About three weeks ago we opened up Cyclescape to a test group, Cambridge. Their Committee have been using the system instead of the e-mail list they used to use.
On the right, you can see a planning application being discussed, with the location of the site marked out, and a list of the discussions.
In this three-week period there have been:
- 78 issues (problem reports and things to work on)
- 108 discussion threads (discussions connected to the issues)
- 789 messages (individual replies within the threads)
- 61 user locations (areas that people have set to be informed about changes in)
- 22 campaigning deadlines and dates
- 34 library items
- 151 pieces of feedback about the system, some of which are about tiny fixes, others about more substantial issues (most of which we know about)
Although there are unfinished areas (which have caused some user confusion) and some missing features, the testing has given us plenty of useful feedback, which we’re working through before we open up the system for wider use.
How are people using the system?
“The use of maps at the centre of Cyclescape illustrates the point that if a picture is worth a thousand words, so is a map. The maps really facilitate sharing issues and solutions to them. They also mean that you can easily filter which topics are relevant to where you work or live.
Cyclescape is also a big advance on email lists in the way in which threads can be followed and documents stored for future use in an easy to find location.”
We’ve seen discussions on, for instance:
- Various local planning applications – on which it’s been useful to see the location on the map
- Smaller issues around a city
- The Times “Cities Fit For Cycling” campaign
- Administrative discussions (organising day-to-day things)
- Organisation of a cycle ride – which again the geographical location provides useful context
- Addition of some items to the resource ‘library’ which will be useful for future discussions
There are signs that the ability for people to subscribe only to things they’re interested in, based on geographical location(s), should work well – so that people can be involved in things they care about – but not overwhelmed with issues.
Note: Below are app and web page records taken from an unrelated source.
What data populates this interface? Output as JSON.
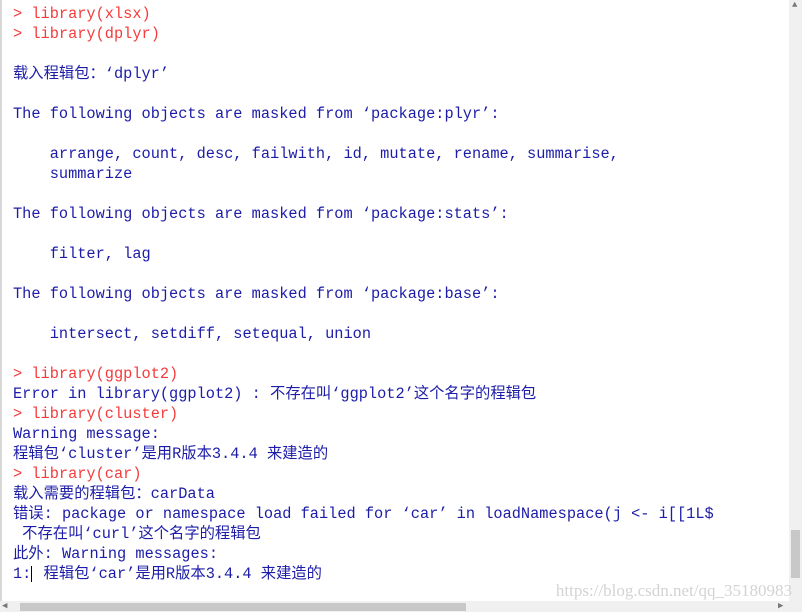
{
  "console": {
    "lines": [
      {
        "text": "> library(xlsx)",
        "type": "command"
      },
      {
        "text": "> library(dplyr)",
        "type": "command"
      },
      {
        "text": "",
        "type": "output"
      },
      {
        "text": "载入程辑包：‘dplyr’",
        "type": "output"
      },
      {
        "text": "",
        "type": "output"
      },
      {
        "text": "The following objects are masked from ‘package:plyr’:",
        "type": "output"
      },
      {
        "text": "",
        "type": "output"
      },
      {
        "text": "    arrange, count, desc, failwith, id, mutate, rename, summarise,",
        "type": "output"
      },
      {
        "text": "    summarize",
        "type": "output"
      },
      {
        "text": "",
        "type": "output"
      },
      {
        "text": "The following objects are masked from ‘package:stats’:",
        "type": "output"
      },
      {
        "text": "",
        "type": "output"
      },
      {
        "text": "    filter, lag",
        "type": "output"
      },
      {
        "text": "",
        "type": "output"
      },
      {
        "text": "The following objects are masked from ‘package:base’:",
        "type": "output"
      },
      {
        "text": "",
        "type": "output"
      },
      {
        "text": "    intersect, setdiff, setequal, union",
        "type": "output"
      },
      {
        "text": "",
        "type": "output"
      },
      {
        "text": "> library(ggplot2)",
        "type": "command"
      },
      {
        "text": "Error in library(ggplot2) : 不存在叫‘ggplot2’这个名字的程辑包",
        "type": "output"
      },
      {
        "text": "> library(cluster)",
        "type": "command"
      },
      {
        "text": "Warning message:",
        "type": "output"
      },
      {
        "text": "程辑包‘cluster’是用R版本3.4.4 来建造的",
        "type": "output"
      },
      {
        "text": "> library(car)",
        "type": "command"
      },
      {
        "text": "载入需要的程辑包：carData",
        "type": "output"
      },
      {
        "text": "错误: package or namespace load failed for ‘car’ in loadNamespace(j <- i[[1L$",
        "type": "output"
      },
      {
        "text": " 不存在叫‘curl’这个名字的程辑包",
        "type": "output"
      },
      {
        "text": "此外: Warning messages:",
        "type": "output"
      },
      {
        "text": " 程辑包‘car’是用R版本3.4.4 来建造的",
        "type": "output",
        "prefix": "1:",
        "cursor": true
      }
    ]
  },
  "watermark": "https://blog.csdn.net/qq_35180983",
  "colors": {
    "command": "#f43b3b",
    "output": "#1c1ca8"
  }
}
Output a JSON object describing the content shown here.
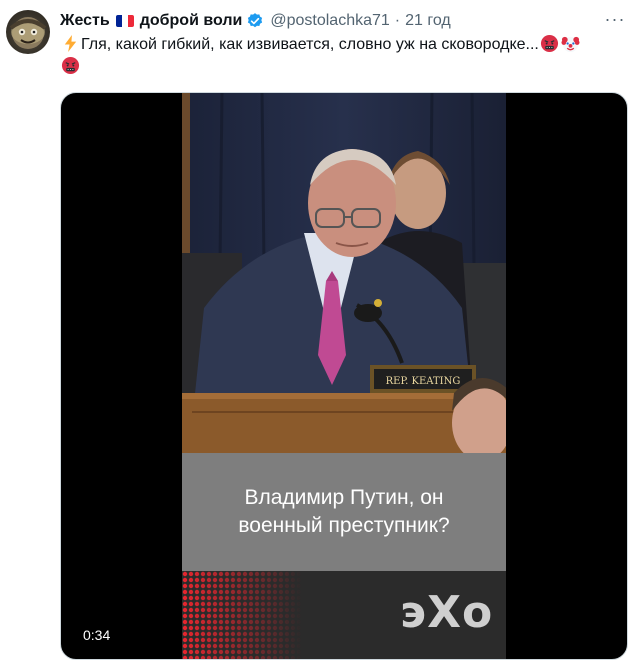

We’ve seen some confusion over the difference between ‘issues’ (problems) and ‘threads’ (discussions of those issues), which further interface work will address.
Some of the key themes, on things we need to fix, are:
- The need to reorganise the various listings screens, which are currently not in their final positions. This is an area we knew would need quite a bit of iteration work.
- Making sure that maps are viewable in a few places where they’re currently omitted.
- Reducing the ‘friction’ between issues and threads. We want to encourage people to locate issues geographically when possible. To some extent this will be improved naturally as the listing screens get reorganised and as we fix up parts of the design that were not finished when we went live.
- Various layout fixes to add some more polish and improve usability.
- Further work on e-mail integration. Many areas work, but some kinds of notifications can’t be replied to by e-mail yet, and it’s not yet possible to start a thread by e-mail.
- Very active campaigners have asked for an ‘opt-in to everything by default’ setting, so that they get told about everything, and can opt-out when not interested (rather than merely getting told about something new in their area). This would save them having to subscribe to each issue or discussion thread as it comes in.
- There have also been some compatibility problems with a certain web browser… Internet Explorer!
An example problem that we need to fix – city-wide issues are overlapping and obscuring others, so a fundamentally different approach for city-wide issues might be needed, e.g. a separate listing screen or maybe a button to show these:
We’ve also done some individual usability testing, which has thrown up 35 actionable issues. Around half of these were things known about and planned to be fixed, but the others provided useful insight.
We’re busy working on fixes for the above, as well as creating more guidance on installing the system for coders who want to get involved. Technical people can watch progress in our Github repository.
Stay tuned to the blog in the coming month as we talk about the latest changes and showcase the system’s features. We’re working as fast as we can, within the available funds, to get the system ready for wider use!